Wednesday, March 24, 2010

antarctica shelters abundant microbial life

WaPo | Antarctica makes up more than 10 percent of the world's land mass, but it was long assumed that -- except for some hardy penguins -- it had virtually no life. With ice and snow blanketing virtually the entire continent, the environment was believed to be just too harsh and barren to support anything beyond occasional human visitors.

Antarctica remains as foreboding as ever, but scientists have in recent years learned they were spectacularly wrong about its inhabitants. While the life might not be visible, it is most definitely there: in the snow, in the ice, in the lakes and streams under the ice, and in the waters under the ice sheet.

It is the kingdom of microbes, of tiny bacteria and other microscopic organisms that in some Antarctic regions eke out a bare existence, and in others are almost flourishing.
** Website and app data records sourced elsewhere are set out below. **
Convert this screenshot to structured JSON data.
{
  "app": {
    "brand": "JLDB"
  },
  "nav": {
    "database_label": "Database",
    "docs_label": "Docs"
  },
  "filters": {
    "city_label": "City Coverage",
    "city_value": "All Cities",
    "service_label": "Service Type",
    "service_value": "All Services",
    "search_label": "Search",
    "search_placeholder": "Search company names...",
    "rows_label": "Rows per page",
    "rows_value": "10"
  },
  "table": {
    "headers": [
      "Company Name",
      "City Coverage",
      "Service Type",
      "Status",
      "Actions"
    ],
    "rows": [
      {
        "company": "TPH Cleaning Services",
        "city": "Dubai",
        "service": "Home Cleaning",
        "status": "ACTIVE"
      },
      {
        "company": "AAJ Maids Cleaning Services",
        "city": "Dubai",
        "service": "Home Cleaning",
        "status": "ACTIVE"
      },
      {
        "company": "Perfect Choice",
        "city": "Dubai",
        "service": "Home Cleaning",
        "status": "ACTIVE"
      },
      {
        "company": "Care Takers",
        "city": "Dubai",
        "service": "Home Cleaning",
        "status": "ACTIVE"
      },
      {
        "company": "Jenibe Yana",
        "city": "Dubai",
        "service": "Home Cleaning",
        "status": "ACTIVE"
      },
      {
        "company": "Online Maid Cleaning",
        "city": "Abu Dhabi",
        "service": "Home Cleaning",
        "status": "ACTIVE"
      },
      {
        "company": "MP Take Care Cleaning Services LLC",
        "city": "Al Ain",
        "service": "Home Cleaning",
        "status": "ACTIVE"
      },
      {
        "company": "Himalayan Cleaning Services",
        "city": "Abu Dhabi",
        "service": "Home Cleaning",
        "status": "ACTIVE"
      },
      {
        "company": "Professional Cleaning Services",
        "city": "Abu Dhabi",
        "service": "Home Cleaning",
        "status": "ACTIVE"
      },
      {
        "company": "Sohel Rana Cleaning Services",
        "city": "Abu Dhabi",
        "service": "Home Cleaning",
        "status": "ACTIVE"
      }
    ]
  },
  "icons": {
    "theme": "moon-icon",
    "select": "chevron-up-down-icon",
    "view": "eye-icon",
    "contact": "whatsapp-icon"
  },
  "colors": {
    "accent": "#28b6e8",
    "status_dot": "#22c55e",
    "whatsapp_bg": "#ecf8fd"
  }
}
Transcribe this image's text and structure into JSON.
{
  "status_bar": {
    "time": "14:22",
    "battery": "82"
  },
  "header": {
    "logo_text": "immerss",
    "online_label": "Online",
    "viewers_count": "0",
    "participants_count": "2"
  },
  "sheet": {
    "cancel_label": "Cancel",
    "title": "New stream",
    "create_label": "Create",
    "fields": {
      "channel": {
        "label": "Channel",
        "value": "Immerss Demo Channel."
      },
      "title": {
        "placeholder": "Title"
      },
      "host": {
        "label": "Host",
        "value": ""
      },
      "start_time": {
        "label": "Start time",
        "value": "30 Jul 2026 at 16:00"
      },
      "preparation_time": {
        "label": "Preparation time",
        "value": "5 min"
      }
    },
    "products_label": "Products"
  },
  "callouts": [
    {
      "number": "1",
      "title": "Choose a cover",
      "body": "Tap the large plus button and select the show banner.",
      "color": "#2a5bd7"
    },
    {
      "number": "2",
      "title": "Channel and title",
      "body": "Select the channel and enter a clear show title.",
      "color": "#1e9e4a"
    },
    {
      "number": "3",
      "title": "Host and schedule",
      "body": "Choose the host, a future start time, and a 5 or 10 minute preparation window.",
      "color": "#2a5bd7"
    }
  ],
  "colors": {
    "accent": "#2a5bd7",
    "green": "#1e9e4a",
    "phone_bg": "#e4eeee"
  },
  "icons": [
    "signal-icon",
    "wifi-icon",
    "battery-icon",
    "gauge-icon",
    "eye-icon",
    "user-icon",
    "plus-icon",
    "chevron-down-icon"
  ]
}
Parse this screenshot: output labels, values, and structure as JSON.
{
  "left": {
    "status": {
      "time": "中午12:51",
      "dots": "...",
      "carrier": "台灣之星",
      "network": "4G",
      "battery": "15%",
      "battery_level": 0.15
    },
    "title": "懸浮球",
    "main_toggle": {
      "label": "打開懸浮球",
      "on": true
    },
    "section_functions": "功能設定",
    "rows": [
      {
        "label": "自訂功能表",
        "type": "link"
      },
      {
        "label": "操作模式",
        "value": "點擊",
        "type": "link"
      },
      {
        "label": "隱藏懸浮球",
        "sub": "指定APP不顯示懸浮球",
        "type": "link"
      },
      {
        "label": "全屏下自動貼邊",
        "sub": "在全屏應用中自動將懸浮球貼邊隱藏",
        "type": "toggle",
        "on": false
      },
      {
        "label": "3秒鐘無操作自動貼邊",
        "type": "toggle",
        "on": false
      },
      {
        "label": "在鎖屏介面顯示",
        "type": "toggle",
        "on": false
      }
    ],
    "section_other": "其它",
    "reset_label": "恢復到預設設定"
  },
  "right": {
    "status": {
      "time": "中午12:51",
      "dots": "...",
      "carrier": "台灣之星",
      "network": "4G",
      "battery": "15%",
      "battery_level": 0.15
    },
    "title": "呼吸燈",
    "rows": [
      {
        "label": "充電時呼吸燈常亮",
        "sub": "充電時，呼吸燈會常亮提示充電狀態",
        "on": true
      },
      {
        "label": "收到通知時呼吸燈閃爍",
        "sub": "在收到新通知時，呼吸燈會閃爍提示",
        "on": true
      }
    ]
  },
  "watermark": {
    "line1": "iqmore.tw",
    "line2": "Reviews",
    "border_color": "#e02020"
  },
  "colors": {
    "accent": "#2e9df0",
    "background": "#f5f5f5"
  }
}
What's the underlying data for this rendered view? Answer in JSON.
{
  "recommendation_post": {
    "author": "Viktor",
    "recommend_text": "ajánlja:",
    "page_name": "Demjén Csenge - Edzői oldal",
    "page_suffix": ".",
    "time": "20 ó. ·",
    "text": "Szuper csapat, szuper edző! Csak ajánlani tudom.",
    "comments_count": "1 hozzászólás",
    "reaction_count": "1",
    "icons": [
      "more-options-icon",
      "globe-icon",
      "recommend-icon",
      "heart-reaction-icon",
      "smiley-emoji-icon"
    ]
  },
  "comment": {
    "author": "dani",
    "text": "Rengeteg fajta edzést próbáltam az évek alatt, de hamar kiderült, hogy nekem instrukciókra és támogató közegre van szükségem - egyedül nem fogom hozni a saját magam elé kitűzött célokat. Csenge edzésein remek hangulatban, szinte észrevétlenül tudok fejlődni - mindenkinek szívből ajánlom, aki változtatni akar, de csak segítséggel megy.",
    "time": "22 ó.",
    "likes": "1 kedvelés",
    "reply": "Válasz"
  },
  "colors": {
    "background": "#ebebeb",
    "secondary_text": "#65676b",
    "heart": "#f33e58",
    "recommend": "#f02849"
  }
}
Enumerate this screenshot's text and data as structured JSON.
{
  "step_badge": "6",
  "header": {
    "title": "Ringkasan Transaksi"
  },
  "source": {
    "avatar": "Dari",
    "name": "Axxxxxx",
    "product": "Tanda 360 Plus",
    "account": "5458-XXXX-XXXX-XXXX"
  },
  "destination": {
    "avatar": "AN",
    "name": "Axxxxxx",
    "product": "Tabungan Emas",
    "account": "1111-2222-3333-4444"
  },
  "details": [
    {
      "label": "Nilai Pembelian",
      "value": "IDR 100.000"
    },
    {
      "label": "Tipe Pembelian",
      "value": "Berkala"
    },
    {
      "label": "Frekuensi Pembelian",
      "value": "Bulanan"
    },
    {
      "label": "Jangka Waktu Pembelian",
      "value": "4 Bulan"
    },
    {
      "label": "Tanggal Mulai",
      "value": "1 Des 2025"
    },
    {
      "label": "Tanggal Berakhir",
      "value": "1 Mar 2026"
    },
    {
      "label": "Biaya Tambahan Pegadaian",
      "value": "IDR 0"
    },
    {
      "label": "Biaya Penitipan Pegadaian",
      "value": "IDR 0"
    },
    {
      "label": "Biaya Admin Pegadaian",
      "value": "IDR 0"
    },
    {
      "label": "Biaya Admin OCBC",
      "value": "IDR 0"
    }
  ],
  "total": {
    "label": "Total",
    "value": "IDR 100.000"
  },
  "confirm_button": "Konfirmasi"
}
They are extremely small, but one Antarctic researcher has calculated that the mass of living cells in Antarctica equals or exceeds all the living creatures in the freshwater lakes, rivers and streams elsewhere on Earth.

"There was this idea until not very long ago that Antarctica was a place frozen in time, without life," said Chuck Kennicutt, an oceanographer and co-chair of a conference held last week in Baltimore on subglacial Antarctic research.

"Every field season we learn how dynamic and alive it actually is," he said, referring to period between October and February, when the continent is its warmest and research activity is greatest. "When it comes to understanding our planet, Antarctica is about the last frontier."

The conference, which drew 100 scientists from around the world, was called at an especially auspicious time for those interested in life and subglacial systems on "The Ice," as the continent is often called.

That's because three major projects are underway that, over the next five years, will greatly expand and refine our knowledge about hidden worlds that only recently were discovered.